Beginning January 2003 the Student and Exchange Visitor Information System (SEVIS) will be mandatory for all U.S. schools, colleges and universities accepting international students. The system will be in operation as early as next month.
The concept and planning for SEVIS began in 1995, after INS learned that one of the individuals involved in the 1993 World Trade Center bombing was in the U.S. on an expired student visa. But the push for an active system became a priority of INS after the September 11 terrorist attack. At least one of the September 11 participants entered the U.S. on a student visa.
SEVIS will not gather new information, but instead will enable a better sharing of information among federal groups. The system will no longer allow international students to ‘disappear’ after entering the U.S. under a student visa. School officials will be required to report to INS student arrivals, withdrawals and other changes in enrollment.

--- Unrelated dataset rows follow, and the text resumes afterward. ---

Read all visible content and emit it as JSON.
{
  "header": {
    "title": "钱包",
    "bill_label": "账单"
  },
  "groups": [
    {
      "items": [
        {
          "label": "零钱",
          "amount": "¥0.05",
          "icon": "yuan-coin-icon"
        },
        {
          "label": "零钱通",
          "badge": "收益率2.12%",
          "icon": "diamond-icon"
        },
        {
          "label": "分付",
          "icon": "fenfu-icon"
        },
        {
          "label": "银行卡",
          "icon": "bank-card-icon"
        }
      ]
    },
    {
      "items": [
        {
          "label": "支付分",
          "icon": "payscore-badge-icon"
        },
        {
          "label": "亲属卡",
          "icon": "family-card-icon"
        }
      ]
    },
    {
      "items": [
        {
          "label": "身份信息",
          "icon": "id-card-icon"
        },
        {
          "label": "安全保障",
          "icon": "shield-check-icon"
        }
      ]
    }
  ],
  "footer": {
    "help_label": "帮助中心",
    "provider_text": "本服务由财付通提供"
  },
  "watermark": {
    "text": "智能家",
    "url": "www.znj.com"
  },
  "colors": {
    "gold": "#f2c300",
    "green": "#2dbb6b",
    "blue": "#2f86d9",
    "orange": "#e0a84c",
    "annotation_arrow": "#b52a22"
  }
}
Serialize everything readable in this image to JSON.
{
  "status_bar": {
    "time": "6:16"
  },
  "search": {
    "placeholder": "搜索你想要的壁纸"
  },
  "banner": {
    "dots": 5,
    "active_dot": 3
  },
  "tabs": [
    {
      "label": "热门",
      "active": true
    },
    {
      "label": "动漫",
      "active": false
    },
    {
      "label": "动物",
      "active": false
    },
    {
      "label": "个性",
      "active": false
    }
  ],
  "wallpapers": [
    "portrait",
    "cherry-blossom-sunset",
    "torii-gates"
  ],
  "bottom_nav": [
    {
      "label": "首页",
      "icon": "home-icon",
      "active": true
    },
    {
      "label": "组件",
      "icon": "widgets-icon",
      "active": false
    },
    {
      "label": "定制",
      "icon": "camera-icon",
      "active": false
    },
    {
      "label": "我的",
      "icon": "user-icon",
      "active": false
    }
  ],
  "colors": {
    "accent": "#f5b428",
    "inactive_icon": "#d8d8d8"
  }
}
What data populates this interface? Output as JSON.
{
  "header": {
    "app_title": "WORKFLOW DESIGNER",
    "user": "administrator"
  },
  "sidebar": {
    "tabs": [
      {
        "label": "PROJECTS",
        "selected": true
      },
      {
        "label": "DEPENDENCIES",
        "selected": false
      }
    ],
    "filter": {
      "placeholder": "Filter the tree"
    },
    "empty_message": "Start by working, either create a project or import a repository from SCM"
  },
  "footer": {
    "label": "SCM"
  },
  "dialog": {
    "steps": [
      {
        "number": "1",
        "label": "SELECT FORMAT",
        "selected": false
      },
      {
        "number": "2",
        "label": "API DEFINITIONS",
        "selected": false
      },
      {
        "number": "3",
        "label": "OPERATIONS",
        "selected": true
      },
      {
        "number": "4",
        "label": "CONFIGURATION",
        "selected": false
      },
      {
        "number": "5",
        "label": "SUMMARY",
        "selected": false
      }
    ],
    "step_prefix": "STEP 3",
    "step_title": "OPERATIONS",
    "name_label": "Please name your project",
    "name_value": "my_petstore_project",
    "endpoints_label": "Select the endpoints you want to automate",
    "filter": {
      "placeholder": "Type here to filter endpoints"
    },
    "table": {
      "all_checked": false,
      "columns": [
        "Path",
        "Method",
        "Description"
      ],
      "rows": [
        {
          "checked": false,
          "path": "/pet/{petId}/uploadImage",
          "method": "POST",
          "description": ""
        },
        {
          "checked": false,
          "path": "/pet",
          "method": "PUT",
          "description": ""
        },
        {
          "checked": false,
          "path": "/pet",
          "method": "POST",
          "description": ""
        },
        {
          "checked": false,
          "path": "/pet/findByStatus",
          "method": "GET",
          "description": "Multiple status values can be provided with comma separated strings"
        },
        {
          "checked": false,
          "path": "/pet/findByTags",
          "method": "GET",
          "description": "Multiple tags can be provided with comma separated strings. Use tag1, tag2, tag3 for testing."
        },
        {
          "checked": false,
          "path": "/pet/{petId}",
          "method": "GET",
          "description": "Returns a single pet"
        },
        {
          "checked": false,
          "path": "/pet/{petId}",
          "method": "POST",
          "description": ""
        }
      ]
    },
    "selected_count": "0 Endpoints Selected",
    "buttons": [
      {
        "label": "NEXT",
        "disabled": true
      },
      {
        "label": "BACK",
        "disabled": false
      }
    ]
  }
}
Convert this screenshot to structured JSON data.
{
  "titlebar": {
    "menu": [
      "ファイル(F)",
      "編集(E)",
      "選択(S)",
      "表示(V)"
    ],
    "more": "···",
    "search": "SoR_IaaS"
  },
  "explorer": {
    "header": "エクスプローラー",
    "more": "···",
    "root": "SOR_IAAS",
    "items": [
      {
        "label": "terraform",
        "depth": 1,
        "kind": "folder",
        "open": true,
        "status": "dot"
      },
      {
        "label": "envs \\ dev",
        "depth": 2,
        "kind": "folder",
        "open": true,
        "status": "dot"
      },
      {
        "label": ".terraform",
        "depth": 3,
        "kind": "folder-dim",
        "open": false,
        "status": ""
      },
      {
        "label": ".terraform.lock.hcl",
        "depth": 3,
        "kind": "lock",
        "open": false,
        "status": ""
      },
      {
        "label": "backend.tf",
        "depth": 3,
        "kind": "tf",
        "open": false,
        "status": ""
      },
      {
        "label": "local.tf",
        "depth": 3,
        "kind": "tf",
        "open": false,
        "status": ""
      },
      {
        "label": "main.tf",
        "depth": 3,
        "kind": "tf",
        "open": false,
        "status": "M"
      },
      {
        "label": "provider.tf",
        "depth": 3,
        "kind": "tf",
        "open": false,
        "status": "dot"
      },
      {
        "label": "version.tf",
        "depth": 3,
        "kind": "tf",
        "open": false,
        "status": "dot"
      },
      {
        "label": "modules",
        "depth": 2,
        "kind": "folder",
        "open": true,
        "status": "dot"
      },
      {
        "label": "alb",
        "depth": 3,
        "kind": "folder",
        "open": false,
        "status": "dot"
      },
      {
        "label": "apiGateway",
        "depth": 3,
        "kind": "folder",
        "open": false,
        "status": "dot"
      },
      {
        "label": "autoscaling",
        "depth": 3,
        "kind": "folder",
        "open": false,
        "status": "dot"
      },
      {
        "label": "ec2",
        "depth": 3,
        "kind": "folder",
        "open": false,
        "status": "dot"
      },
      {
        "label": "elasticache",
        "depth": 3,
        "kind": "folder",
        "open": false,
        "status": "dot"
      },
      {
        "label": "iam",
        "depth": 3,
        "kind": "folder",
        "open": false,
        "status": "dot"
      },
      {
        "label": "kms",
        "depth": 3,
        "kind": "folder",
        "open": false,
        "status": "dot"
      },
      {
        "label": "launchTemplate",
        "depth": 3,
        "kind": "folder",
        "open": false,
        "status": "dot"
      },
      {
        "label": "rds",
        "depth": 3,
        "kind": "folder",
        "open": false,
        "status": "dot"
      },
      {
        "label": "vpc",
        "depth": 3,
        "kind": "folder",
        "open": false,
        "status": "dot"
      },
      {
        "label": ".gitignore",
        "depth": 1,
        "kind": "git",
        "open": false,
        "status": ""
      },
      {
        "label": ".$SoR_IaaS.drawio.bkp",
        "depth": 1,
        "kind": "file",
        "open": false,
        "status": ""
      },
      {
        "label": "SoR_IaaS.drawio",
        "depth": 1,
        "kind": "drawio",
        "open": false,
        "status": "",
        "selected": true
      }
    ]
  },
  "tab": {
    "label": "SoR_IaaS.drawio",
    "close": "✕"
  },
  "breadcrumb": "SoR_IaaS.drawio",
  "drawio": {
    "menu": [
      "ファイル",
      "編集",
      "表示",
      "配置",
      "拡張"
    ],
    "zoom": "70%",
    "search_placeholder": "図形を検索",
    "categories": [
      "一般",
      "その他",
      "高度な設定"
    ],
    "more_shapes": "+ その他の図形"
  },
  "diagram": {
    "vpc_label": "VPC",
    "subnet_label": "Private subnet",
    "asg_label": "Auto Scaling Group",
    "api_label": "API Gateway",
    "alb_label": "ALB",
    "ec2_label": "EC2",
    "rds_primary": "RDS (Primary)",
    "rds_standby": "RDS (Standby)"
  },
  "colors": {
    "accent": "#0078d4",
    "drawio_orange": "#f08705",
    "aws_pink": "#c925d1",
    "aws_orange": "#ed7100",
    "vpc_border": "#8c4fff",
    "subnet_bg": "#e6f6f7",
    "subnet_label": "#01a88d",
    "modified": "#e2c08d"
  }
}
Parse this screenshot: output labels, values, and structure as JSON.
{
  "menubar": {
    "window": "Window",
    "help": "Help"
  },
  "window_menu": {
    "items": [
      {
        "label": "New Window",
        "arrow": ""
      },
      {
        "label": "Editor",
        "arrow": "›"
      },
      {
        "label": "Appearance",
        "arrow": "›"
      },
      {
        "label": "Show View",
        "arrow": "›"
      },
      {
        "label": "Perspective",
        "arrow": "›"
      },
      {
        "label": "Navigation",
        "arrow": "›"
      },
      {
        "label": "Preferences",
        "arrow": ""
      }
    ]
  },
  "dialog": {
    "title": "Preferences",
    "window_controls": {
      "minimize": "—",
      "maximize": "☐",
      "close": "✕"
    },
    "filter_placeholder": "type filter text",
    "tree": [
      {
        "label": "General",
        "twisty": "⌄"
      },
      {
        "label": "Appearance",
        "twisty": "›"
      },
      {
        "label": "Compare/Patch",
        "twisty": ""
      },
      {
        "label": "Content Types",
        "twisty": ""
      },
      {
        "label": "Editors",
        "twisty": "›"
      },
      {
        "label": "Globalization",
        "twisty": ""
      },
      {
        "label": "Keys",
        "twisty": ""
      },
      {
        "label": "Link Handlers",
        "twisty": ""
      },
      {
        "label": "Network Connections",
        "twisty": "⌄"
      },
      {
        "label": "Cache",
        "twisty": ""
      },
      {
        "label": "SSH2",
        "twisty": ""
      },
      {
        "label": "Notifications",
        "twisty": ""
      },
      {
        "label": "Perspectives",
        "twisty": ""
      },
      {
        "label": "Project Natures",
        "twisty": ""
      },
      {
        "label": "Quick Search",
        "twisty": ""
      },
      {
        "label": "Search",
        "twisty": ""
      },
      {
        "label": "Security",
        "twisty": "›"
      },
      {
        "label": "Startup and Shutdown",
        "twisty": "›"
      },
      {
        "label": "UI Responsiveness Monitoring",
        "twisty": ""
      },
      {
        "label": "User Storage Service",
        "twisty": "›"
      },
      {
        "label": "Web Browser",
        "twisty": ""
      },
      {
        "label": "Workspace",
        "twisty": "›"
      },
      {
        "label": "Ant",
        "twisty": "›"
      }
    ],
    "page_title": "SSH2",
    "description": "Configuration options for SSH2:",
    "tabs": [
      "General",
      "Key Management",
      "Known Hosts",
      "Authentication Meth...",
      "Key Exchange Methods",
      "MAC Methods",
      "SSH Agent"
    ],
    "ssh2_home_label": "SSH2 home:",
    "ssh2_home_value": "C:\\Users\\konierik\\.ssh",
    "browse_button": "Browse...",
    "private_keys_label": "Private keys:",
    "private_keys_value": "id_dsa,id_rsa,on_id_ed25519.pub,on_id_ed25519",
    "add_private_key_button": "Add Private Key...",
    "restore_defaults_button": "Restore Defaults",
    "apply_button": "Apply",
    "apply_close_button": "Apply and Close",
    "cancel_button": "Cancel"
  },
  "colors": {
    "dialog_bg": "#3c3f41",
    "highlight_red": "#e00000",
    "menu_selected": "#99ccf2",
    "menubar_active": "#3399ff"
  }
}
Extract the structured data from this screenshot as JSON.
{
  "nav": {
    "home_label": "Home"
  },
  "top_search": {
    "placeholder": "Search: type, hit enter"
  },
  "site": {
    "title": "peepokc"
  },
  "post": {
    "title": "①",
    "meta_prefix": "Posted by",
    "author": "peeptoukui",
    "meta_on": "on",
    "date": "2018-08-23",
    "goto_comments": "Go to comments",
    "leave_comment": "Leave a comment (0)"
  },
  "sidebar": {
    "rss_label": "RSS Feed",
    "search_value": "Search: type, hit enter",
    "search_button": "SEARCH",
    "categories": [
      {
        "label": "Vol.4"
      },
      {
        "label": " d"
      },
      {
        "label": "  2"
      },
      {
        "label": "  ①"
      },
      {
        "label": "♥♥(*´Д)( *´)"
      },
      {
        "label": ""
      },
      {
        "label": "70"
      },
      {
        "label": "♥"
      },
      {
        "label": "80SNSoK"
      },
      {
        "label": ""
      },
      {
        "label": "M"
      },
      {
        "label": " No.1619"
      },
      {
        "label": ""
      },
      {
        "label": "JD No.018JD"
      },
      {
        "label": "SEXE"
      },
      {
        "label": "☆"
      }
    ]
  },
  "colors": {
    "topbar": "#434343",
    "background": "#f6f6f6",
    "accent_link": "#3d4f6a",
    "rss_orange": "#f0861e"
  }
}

While SEVIS will enable better information sharing, many university officials are concerned that the cost will be immense. Schools with fewer than 75 international students will be able to forward information through the Internet, but larger schools will be required to purchase batching software that can cost thousands of dollars. The cost of implementing SEVIS will be significant and no federal assistance will be provided.
Officials are also concerned about data entry errors leading to students being turned away at borders. A mistake in data entry can lead to SEVIS not recognizing a valid international student.
Further, there is concern that SEVIS will give the impression that international students are not wanted in the U.S. International programs for decades have offered new perspectives to students from across the world, and have been influential in promoting both diversity within the U.S. and tolerance worldwide.